The image of Africa as inferior has infected almost every forum, conversation, media or scholarly representation of the continent that I have experienced growing up in the Diaspora. This image was contrary to my sense of pride and my own knowledge of the reality I had experienced – Africa as being so valuable, both intellectually and culturally. This message of hierarchy and inferiority has insidiously dominated my ability to perceive the continent as possessing any knowledge that might have global relevance or prestige. As a child and young adolescent, I never thought that Africa could be a site for the production of knowledge. The image of the victim is essential to the perpetuation of the oppressor’s self-perception as superior.
Identifying force, recognizing erasure and internalization, understanding how it works and perpetuates itself, and actively seeking counter-imagination is an act of resistance. Drawing inspiration from the very cultures seen as permanent and essential ‘victims’ and portraying their worth not only runs counter to the oppressor’s victim-creation cycle, but it also subverts their message and can free those bound by it.

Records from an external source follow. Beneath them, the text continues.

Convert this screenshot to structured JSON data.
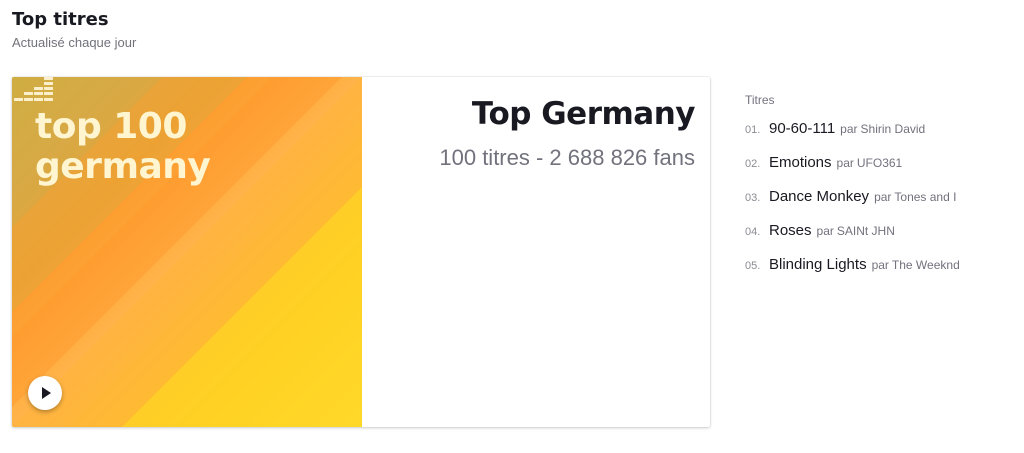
{
  "section": {
    "title": "Top titres",
    "subtitle": "Actualisé chaque jour"
  },
  "playlist": {
    "cover_line1": "top 100",
    "cover_line2": "germany",
    "title": "Top Germany",
    "meta": "100 titres - 2 688 826 fans"
  },
  "tracks": {
    "header": "Titres",
    "by_label": "par",
    "items": [
      {
        "num": "01.",
        "title": "90-60-111",
        "artist": "Shirin David"
      },
      {
        "num": "02.",
        "title": "Emotions",
        "artist": "UFO361"
      },
      {
        "num": "03.",
        "title": "Dance Monkey",
        "artist": "Tones and I"
      },
      {
        "num": "04.",
        "title": "Roses",
        "artist": "SAINt JHN"
      },
      {
        "num": "05.",
        "title": "Blinding Lights",
        "artist": "The Weeknd"
      }
    ]
  },
  "icons": {
    "play": "play-icon",
    "logo": "deezer-logo-icon"
  },
  "colors": {
    "cover_gradient": [
      "#c9ae45",
      "#f79a2c",
      "#ffc02e",
      "#ffe033"
    ],
    "cover_text": "#fff5d0",
    "title": "#191922",
    "muted": "#72727d"
  }
}
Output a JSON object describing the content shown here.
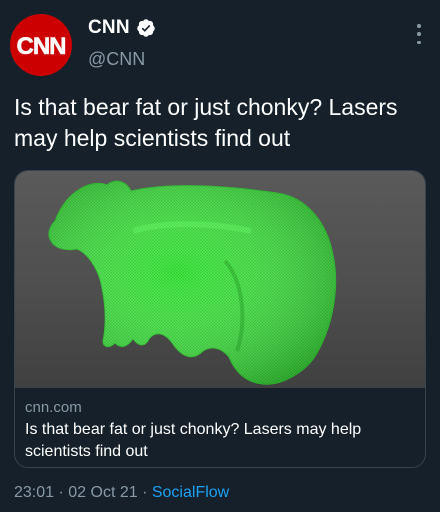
{
  "account": {
    "display_name": "CNN",
    "handle": "@CNN",
    "avatar_text": "CNN",
    "verified": true
  },
  "tweet": {
    "text": "Is that bear fat or just chonky? Lasers may help scientists find out"
  },
  "card": {
    "domain": "cnn.com",
    "title": "Is that bear fat or just chonky? Lasers may help scientists find out"
  },
  "meta": {
    "time": "23:01",
    "separator1": " · ",
    "date": "02 Oct 21",
    "separator2": " · ",
    "source": "SocialFlow"
  },
  "icons": {
    "verified": "verified-badge-icon",
    "more": "more-options-icon"
  },
  "colors": {
    "background": "#15202b",
    "secondary_text": "#8899a6",
    "link": "#1da1f2",
    "brand_red": "#cc0000",
    "bear_green": "#3ee83e"
  }
}
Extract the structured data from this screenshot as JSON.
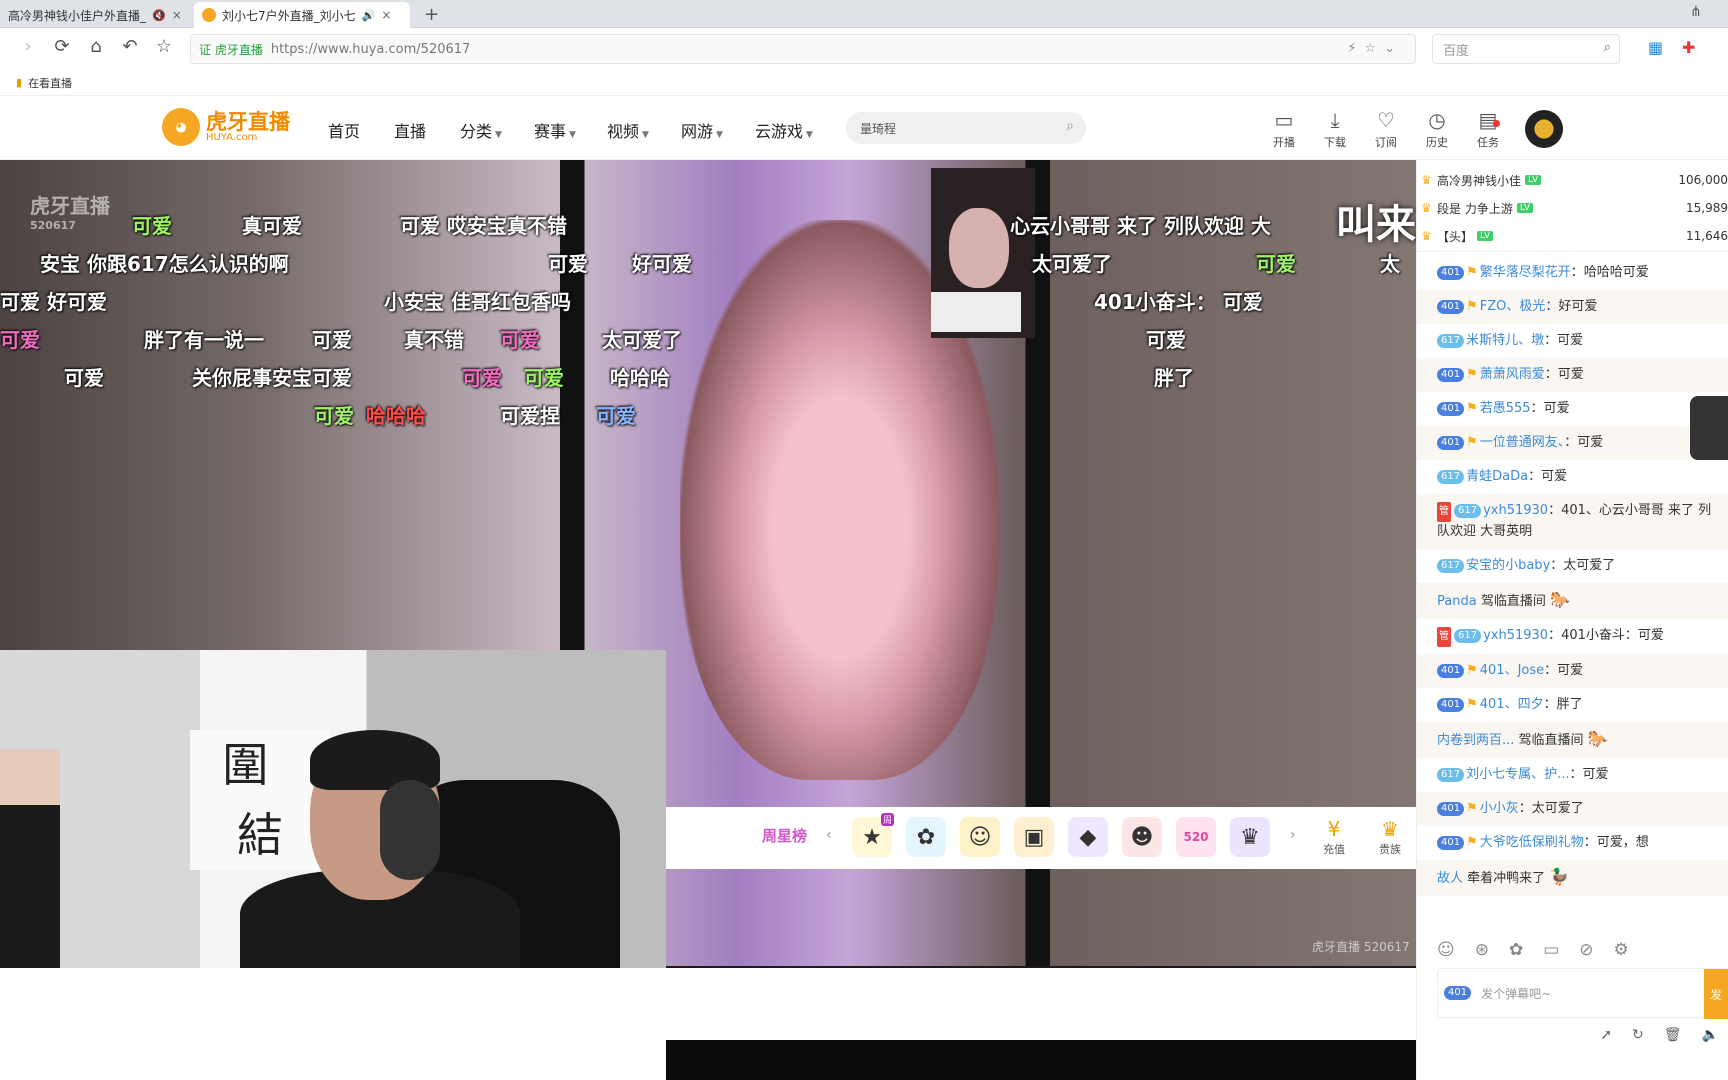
{
  "browser": {
    "tabs": [
      {
        "title": "高冷男神钱小佳户外直播_",
        "active": false
      },
      {
        "title": "刘小七7户外直播_刘小七",
        "active": true
      }
    ],
    "url_cert": "证 虎牙直播",
    "url": "https://www.huya.com/520617",
    "search_engine": "百度",
    "bookmark": "在看直播"
  },
  "site": {
    "logo_main": "虎牙直播",
    "logo_sub": "HUYA.com",
    "menu": [
      "首页",
      "直播",
      "分类",
      "赛事",
      "视频",
      "网游",
      "云游戏"
    ],
    "search_value": "量琦程",
    "header_icons": [
      "开播",
      "下载",
      "订阅",
      "历史",
      "任务"
    ]
  },
  "player": {
    "watermark_top": "虎牙直播",
    "watermark_top_id": "520617",
    "overlay_text": "叫来刷点",
    "watermark_bottom": "虎牙直播 520617",
    "danmaku": [
      {
        "text": "真可爱",
        "color": "w"
      },
      {
        "text": "可爱",
        "color": "g"
      },
      {
        "text": "可爱 哎安宝真不错",
        "color": "w"
      },
      {
        "text": "心云小哥哥 来了 列队欢迎 大",
        "color": "w"
      },
      {
        "text": "安宝 你跟617怎么认识的啊",
        "color": "w"
      },
      {
        "text": "可爱",
        "color": "w"
      },
      {
        "text": "好可爱",
        "color": "w"
      },
      {
        "text": "太可爱了",
        "color": "w"
      },
      {
        "text": "可爱",
        "color": "g"
      },
      {
        "text": "太",
        "color": "w"
      },
      {
        "text": "可爱 好可爱",
        "color": "w"
      },
      {
        "text": "小安宝 佳哥红包香吗",
        "color": "w"
      },
      {
        "text": "401小奋斗： 可爱",
        "color": "w"
      },
      {
        "text": "可爱",
        "color": "p"
      },
      {
        "text": "胖了有一说一",
        "color": "w"
      },
      {
        "text": "可爱",
        "color": "w"
      },
      {
        "text": "真不错",
        "color": "w"
      },
      {
        "text": "可爱",
        "color": "p"
      },
      {
        "text": "太可爱了",
        "color": "w"
      },
      {
        "text": "可爱",
        "color": "w"
      },
      {
        "text": "可爱",
        "color": "w"
      },
      {
        "text": "关你屁事安宝可爱",
        "color": "w"
      },
      {
        "text": "可爱",
        "color": "p"
      },
      {
        "text": "可爱",
        "color": "g"
      },
      {
        "text": "哈哈哈",
        "color": "w"
      },
      {
        "text": "胖了",
        "color": "w"
      },
      {
        "text": "可爱",
        "color": "g"
      },
      {
        "text": "哈哈哈",
        "color": "r"
      },
      {
        "text": "可爱捏",
        "color": "w"
      },
      {
        "text": "可爱",
        "color": "b"
      }
    ]
  },
  "giftbar": {
    "rank_label": "周星榜",
    "gift_tag": "周",
    "gift_number": "520",
    "recharge": "充值",
    "noble": "贵族"
  },
  "chat": {
    "top3": [
      {
        "name": "高冷男神钱小佳",
        "value": "106,000"
      },
      {
        "name": "段是 力争上游",
        "value": "15,989"
      },
      {
        "name": "【头】",
        "value": "11,646"
      }
    ],
    "messages": [
      {
        "badge": "401",
        "nick": "繁华落尽梨花开",
        "text": "：哈哈哈可爱"
      },
      {
        "badge": "401",
        "nick": "FZO、极光",
        "text": "：好可爱"
      },
      {
        "badge": "617",
        "nick": "米斯特儿、墩",
        "text": "：可爱"
      },
      {
        "badge": "401",
        "nick": "萧萧风雨爱",
        "text": "：可爱"
      },
      {
        "badge": "401",
        "nick": "若愚555",
        "text": "：可爱"
      },
      {
        "badge": "401",
        "nick": "一位普通网友、",
        "text": "：可爱"
      },
      {
        "badge": "617",
        "nick": "青蛙DaDa",
        "text": "：可爱"
      },
      {
        "badge": "617",
        "guan": "管",
        "nick": "yxh51930",
        "text": "：401、心云小哥哥 来了 列队欢迎 大哥英明"
      },
      {
        "badge": "617",
        "nick": "安宝的小baby",
        "text": "：太可爱了"
      },
      {
        "nick": "Panda",
        "text": " 驾临直播间",
        "horse": "🐎"
      },
      {
        "badge": "617",
        "guan": "管",
        "nick": "yxh51930",
        "text": "：401小奋斗：可爱"
      },
      {
        "badge": "401",
        "nick": "401、Jose",
        "text": "：可爱"
      },
      {
        "badge": "401",
        "nick": "401、四夕",
        "text": "：胖了"
      },
      {
        "nick": "内卷到两百...",
        "text": " 驾临直播间",
        "horse": "🐎"
      },
      {
        "badge": "617",
        "nick": "刘小七专属、护...",
        "text": "：可爱"
      },
      {
        "badge": "401",
        "nick": "小小灰",
        "text": "：太可爱了"
      },
      {
        "badge": "401",
        "nick": "大爷吃低保刷礼物",
        "text": "：可爱，想"
      },
      {
        "nick": "故人",
        "text": " 牵着冲鸭来了",
        "horse": "🦆"
      }
    ],
    "input_badge": "401",
    "input_placeholder": "发个弹幕吧~",
    "send": "发"
  }
}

The essence of emancipatory storytelling is the continued presence of active traditions, wit, mentality, and even humor. Wisdom and the spirit need a space to live – whether that space is physical or intangible, oral or digital, 1: 1 or 1: ∞. Active presence resists erasure and oblivion by living in a story told by a mother to a daughter or told by a waitress to a customer; in the context of a restaurant, or a memory artifact.
Ferenj: A graphics memory in virtual reality is an exercise in emancipatory thought in resistance to cultural domination and otherness. Using photogrammetry, I captured fragments of memory that are usually not seen through the lens of high technology. These daily spaces of life and resistance – a convenience store, a local butcher, a fruit stand – form a counter-archive that goes against the defined and imposed blank narrative of my intersectional post-spatial identity. Instead, they present a narrative derived from snippets of family memories and stories; a tale drawn from what I knew to be true of Addis Ababa, and which contains pride, hope, cutting-edge technology and a host of possible futures.

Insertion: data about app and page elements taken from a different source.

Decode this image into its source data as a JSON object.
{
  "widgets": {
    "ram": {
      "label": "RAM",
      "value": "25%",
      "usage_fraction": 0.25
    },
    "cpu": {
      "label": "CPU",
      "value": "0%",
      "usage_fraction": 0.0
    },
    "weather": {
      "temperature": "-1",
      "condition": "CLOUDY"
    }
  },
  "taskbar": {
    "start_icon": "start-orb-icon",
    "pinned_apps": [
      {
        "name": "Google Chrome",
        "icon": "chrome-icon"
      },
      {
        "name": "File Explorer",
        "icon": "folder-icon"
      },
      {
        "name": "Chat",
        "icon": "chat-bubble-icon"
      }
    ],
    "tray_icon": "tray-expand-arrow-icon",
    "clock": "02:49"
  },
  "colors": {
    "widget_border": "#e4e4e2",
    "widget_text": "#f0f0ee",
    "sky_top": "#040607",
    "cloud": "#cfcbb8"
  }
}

Cultural archives, created in collaboration with Kidus Hailesilassie, recontextualizes the process of archiving dark consciousness, knowledge generation and technology through the prism of sankofa. The Ghanaian concept of sankofa refers to an ideogram of the Adinkra writing system that describes the process of bringing elements of the past into the present in order to learn from them and move forward into the future. Emerging technologies such as artificial intelligence and machine vision are placed at the heart of the narrative and technical world designed to reframe the alphabetic characters of indigenous African writing systems as vessels for the generation of knowledge, technology and knowledge. African wisdom, and to enable the wisdom embedded in them. to thrive in a new dimension.
Survival is a collaboration between the Solomon R. Guggenheim Museum and e-flux Architecture.

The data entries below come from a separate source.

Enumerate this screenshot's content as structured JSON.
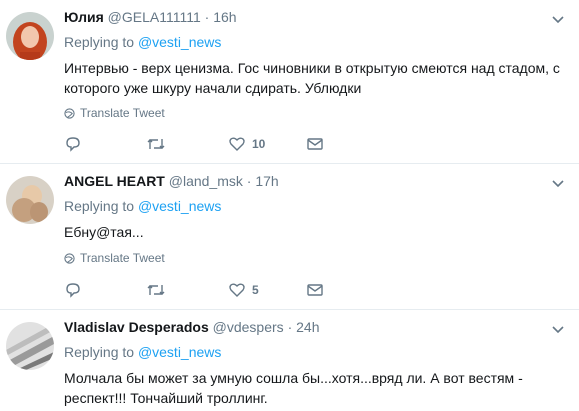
{
  "tweets": [
    {
      "name": "Юлия",
      "handle": "@GELA111111",
      "time": "16h",
      "replying_prefix": "Replying to",
      "replying_to": "@vesti_news",
      "text": "Интервью - верх ценизма. Гос чиновники в открытую смеются над стадом, с которого уже шкуру начали сдирать. Ублюдки",
      "translate": "Translate Tweet",
      "likes": "10"
    },
    {
      "name": "ANGEL HEART",
      "handle": "@land_msk",
      "time": "17h",
      "replying_prefix": "Replying to",
      "replying_to": "@vesti_news",
      "text": "Ебну@тая...",
      "translate": "Translate Tweet",
      "likes": "5"
    },
    {
      "name": "Vladislav Desperados",
      "handle": "@vdespers",
      "time": "24h",
      "replying_prefix": "Replying to",
      "replying_to": "@vesti_news",
      "text": "Молчала бы может за умную сошла бы...хотя...вряд ли. А вот вестям - респект!!! Тончайший троллинг."
    }
  ],
  "icons": {
    "reply": "reply-icon",
    "retweet": "retweet-icon",
    "like": "heart-icon",
    "dm": "envelope-icon",
    "globe": "globe-icon",
    "more": "chevron-down-icon"
  },
  "colors": {
    "link": "#1da1f2",
    "secondary": "#657786",
    "text": "#14171a",
    "divider": "#e6ecf0"
  }
}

Ainslee Alem Robson is an Ethiopian director and writer based in Los Angeles. Ferenj: graphics memory in virtual reality (2020) is her directorial debut.